As these thoughts flashed through my head at 100 miles per hour, I overheard the sweet cashier remind her boss that people were continuing to ask about the coffee shop’s water source.  At first her boss explained their machinery to her.
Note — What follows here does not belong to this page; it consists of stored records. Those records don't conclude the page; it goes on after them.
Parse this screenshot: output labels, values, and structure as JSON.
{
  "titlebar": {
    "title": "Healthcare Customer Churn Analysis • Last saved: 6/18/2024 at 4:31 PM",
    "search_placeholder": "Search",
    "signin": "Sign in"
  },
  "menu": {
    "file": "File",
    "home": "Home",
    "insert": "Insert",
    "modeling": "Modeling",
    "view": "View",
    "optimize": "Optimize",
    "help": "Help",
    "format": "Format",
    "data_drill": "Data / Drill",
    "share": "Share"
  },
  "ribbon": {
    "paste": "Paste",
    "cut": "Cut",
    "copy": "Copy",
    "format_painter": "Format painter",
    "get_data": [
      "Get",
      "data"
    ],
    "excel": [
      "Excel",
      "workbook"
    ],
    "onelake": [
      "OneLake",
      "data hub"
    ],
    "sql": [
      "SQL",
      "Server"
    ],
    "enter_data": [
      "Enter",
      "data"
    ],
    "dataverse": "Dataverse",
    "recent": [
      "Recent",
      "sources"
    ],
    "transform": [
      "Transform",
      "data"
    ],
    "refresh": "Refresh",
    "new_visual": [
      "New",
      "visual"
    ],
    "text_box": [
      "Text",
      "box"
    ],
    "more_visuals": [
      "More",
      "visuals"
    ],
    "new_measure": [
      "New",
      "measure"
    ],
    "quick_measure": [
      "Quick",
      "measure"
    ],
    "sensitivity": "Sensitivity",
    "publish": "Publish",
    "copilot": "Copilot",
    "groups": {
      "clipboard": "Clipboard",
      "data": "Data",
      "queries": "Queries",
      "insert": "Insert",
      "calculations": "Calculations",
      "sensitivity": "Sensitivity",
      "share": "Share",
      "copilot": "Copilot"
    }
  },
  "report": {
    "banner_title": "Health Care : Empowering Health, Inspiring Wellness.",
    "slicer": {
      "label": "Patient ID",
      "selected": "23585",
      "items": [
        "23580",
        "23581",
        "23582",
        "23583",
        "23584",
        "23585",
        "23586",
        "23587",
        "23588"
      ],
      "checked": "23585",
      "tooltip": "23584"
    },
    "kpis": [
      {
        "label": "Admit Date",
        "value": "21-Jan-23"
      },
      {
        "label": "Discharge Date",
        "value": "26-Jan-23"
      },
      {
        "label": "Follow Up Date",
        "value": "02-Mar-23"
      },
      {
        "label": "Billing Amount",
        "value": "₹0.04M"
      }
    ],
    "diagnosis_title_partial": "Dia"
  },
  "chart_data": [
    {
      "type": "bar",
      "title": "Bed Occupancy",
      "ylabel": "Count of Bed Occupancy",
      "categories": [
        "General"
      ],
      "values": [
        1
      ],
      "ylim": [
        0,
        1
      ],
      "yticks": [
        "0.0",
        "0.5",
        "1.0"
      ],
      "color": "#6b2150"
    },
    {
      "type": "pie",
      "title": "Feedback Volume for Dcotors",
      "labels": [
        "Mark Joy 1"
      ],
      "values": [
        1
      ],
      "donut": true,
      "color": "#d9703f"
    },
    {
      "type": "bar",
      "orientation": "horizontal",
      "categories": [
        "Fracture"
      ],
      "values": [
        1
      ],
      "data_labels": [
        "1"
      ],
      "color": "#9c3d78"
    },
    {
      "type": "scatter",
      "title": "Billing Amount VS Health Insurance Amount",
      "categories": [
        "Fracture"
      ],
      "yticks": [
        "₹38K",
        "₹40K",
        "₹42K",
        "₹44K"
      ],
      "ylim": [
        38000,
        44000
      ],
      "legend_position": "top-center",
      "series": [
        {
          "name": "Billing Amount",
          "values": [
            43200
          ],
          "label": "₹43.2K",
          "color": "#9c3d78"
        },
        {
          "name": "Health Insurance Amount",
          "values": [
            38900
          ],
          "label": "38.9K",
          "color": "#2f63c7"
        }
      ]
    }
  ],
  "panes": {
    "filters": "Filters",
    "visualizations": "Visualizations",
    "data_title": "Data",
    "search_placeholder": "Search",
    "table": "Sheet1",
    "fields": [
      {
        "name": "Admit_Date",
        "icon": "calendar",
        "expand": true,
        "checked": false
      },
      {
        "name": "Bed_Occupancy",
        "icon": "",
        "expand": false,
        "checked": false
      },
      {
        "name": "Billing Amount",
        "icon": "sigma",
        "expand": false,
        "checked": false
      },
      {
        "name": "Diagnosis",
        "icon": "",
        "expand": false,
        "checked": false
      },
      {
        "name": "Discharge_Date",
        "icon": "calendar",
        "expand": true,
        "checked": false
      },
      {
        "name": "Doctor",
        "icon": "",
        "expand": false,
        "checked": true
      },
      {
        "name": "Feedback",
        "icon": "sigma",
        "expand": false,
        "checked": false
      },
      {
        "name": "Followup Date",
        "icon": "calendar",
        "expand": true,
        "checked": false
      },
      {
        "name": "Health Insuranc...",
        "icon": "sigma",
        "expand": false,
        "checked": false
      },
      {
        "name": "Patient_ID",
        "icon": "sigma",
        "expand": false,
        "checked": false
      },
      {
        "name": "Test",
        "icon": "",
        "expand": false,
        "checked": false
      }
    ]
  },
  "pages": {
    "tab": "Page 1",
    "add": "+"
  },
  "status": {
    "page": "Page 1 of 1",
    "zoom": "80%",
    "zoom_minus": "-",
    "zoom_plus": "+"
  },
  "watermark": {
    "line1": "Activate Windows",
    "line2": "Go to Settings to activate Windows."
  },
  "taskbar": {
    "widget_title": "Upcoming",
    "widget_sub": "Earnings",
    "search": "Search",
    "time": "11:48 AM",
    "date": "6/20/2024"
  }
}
He described the filtration system and hot temperatures that the water was raised to before dispensing, but then he followed by saying this: “We are not going to change our life because of the Water Company”…

Well, I would agree that this situation is much larger than West Virginia American Water, and believe it or not, it is even larger than Freedom Industries, although their name does imply that they would be much more concerned about my inability to consume water on their behalf.

I realize that there have been many, many oversights on local and national levels, and that I am nowhere near educated enough to point fingers at exactly who is responsible.  But here is what I DO know:

I am 34 weeks pregnant, and as I approach delivery I am closer and closer to NEEDING a safe water source every day, and despite my favorite coffee shops’ “life not changing” I am scared in knowing that my life and ‘freedoms’ HAVE changed dramatically in the past 13 days, I am terrified that I do not see an end in sight, and I am even more terrified that local businesses, politicians, and the  government as a whole seem far more concerned about getting back to ‘business as usual’, than they do for the health and safety of my community.

I am not sure exactly where to go from here, or what action this extremely pregnant and distraught girl can take to truly make a difference, but I would like to let everyone reading this know that life HAS CHANGED for me, and it may never be the same.

Please, get out there, share this news, and do what YOU can to help protect our country’s PRIORITIES and WATER SOURCES.